If you’re a runner, you’re aware that pounding the pavement can be taxing on your body. Any injury, from shin splints to a runner’s knee, can destabilize your training and set you back in your fitness routine. For serious running-related injuries, some runners are never able to return to this healthy habit. Many doctors and sports nutritionists will tell you that you need the proper running footwear and surface, and they are correct. However, injuries from running can occur for a variety of reasons. Here are some other ways to avoid injury during your daily workout and ensure nothing gets in your way.
1. Understand Your Body
No active runner likes to take time off, but sometimes your body needs it. If you are feeling tired or not quite yourself, you are allowed to rest. Rest is good. You can’t always be putting strain on your body, so when it speaks, listen. Maybe all you need is to take it slower on that day than the rest. You will be able to continue your normal running routine much quicker and without longer gaps if you take the rest you need.
The worst thing is getting the flu and having to stop running altogether for an extended period. Many hardcore runners will continue to work out even if they are unwell. This is one of the worst things you can do because you may end up becoming extremely ill if you don’t take care of yourself at the first sign of any pain or discomfort.
2. Use the Power of a Good Warm-Up
You’ve probably heard it hundreds of times, but warming up and stretching before any extended physical activity is not only good advice, but necessary. Your body can’t be expected to run at optimal efficiency if you have been sitting for too long and your legs are stiff.
A good warm-up should be no less than 5 minutes and you should target all areas of your foot, ankle, and knee joints, and your hamstring and thighs. Include a cool down for a further 5 minutes at the end of your run to let your heart rate slow down and your muscles cool. When stretching, you need to feel your muscles pull and tighten, and your warm-up should be a slow walk or jog.
3. Try Low-Impact Cycling
If you are new to running, it is best not to go hard and heavy right off the bat. Even if you are an experienced runner, but have recently taken time off, you need to go slow in the beginning. One of the most common running-related injuries is when someone tries to push themselves too hard. If you are concerned about this, consider outdoor cycling. Using a bike can be very low-impact on your joints, which makes it a worthy investment. Even better, look into ebikes. These are essentially the same as a regular bicycle, but you have added support with a motor, controller, and battery to give an extra boost. It’s particularly gentle on your knees, and many senior citizens can easily scale hills. You will ride for much longer and won’t get exhausted as easily because your knees and hips are less stressed.
Ebikes can be quite expensive, though, and they are very much an asset, so be sure to insure your ebike. For comprehensive ebike insurance, consider Velosurance.
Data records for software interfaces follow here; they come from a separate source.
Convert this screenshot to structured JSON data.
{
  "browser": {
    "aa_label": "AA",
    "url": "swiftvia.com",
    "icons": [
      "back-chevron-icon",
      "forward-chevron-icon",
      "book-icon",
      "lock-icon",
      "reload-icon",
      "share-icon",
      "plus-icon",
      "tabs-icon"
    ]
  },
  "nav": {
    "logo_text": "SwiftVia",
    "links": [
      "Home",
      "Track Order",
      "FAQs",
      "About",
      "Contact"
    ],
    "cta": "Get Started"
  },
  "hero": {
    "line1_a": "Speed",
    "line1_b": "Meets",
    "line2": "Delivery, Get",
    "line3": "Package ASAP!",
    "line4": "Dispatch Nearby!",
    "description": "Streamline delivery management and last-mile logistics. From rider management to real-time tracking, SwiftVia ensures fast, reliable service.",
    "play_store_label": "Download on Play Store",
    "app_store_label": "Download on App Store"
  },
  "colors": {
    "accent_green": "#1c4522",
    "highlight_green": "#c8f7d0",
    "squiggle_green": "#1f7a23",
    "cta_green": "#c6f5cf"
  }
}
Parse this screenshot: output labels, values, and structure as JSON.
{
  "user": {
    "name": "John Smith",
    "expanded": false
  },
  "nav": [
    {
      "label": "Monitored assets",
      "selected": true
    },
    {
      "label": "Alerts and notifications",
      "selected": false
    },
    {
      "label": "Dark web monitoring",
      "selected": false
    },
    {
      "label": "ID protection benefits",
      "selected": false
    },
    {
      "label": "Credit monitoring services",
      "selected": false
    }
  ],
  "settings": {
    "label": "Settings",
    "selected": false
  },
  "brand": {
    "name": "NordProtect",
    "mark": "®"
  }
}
They cover a wide range of bike insurance packages, including crash damage, theft, and loss. Velosurance offers 24-hour emergency roadside assistance, so you know you will be safe if your bike breaks down. Unlike most insurance companies, Velosurance will also cover a portion of your medical bills if you are injured on the road.
4. Go for a Checkup
Checkups are good, especially if you are very active. You may feel healthy and think you don’t need a doctor, but you can never be too safe. If you have been feeling more sluggish than usual and are worried about injuring yourself, go see your physician. There may be something more serious going on, and continuing to run will only worsen the issue.
Some people have problems running because of the way their joints and muscles move. It can be valuable to check on your instep and take a quick test to identify if your shoes are the issue. You may be pushing harder on your left leg than your right and need custom-made shoes. Perhaps any previous injuries were related to your hard soles and insufficient padding in your shoes.
Using these simple steps to manage your running routine will be easy, but remember not to ignore any pain or distress your body feels. To maintain a long-term exercise plan, you need to do it right and with caution. It is always better to check with your doctor regularly and to take rests often. You can continue to get the same level of workout if you choose to make small changes for the betterment of your health.